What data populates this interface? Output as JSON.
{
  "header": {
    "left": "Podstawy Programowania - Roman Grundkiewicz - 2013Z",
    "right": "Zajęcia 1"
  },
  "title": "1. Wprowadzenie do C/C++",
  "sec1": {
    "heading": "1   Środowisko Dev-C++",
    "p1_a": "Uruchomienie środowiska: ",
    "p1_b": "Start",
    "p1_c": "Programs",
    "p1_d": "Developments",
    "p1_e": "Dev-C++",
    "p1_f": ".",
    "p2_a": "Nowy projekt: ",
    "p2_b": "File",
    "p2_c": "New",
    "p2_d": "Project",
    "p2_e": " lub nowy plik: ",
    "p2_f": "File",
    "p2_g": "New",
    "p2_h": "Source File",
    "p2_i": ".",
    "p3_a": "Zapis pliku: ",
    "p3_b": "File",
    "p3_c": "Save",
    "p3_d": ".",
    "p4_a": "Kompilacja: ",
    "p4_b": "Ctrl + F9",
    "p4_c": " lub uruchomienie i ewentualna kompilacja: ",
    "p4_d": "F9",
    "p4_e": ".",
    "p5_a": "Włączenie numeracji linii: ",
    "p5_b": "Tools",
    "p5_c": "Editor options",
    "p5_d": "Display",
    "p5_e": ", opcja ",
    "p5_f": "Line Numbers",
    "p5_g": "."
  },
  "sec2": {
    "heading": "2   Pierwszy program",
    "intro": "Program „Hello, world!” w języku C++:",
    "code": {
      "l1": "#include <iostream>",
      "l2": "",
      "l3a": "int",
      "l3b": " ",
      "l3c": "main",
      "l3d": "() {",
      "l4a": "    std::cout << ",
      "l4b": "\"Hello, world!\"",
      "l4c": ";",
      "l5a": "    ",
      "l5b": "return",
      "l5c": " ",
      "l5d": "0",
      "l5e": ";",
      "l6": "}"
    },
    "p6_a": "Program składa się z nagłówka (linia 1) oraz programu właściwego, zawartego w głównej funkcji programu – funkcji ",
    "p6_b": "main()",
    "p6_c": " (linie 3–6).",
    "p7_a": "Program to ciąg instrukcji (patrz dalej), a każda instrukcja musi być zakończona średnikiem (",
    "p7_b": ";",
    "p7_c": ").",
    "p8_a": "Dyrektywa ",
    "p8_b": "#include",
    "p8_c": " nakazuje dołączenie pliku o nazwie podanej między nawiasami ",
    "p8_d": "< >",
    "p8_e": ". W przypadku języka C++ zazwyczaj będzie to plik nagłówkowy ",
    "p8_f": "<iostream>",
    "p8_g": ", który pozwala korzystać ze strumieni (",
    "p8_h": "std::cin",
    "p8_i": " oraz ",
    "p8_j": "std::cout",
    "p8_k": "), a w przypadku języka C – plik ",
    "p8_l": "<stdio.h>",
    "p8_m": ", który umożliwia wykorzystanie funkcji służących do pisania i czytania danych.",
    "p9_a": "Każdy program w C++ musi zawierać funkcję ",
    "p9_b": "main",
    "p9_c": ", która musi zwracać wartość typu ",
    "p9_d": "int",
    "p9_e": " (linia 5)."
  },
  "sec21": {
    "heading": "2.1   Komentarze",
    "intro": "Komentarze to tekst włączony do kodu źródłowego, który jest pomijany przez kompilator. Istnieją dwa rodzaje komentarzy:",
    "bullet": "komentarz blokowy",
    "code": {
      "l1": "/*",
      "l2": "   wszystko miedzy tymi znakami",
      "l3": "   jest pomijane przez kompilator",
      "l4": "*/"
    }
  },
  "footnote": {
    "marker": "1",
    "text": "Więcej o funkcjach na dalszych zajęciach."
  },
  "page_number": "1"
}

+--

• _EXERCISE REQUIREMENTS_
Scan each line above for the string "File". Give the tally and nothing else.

• _RESPONSE BOX_
4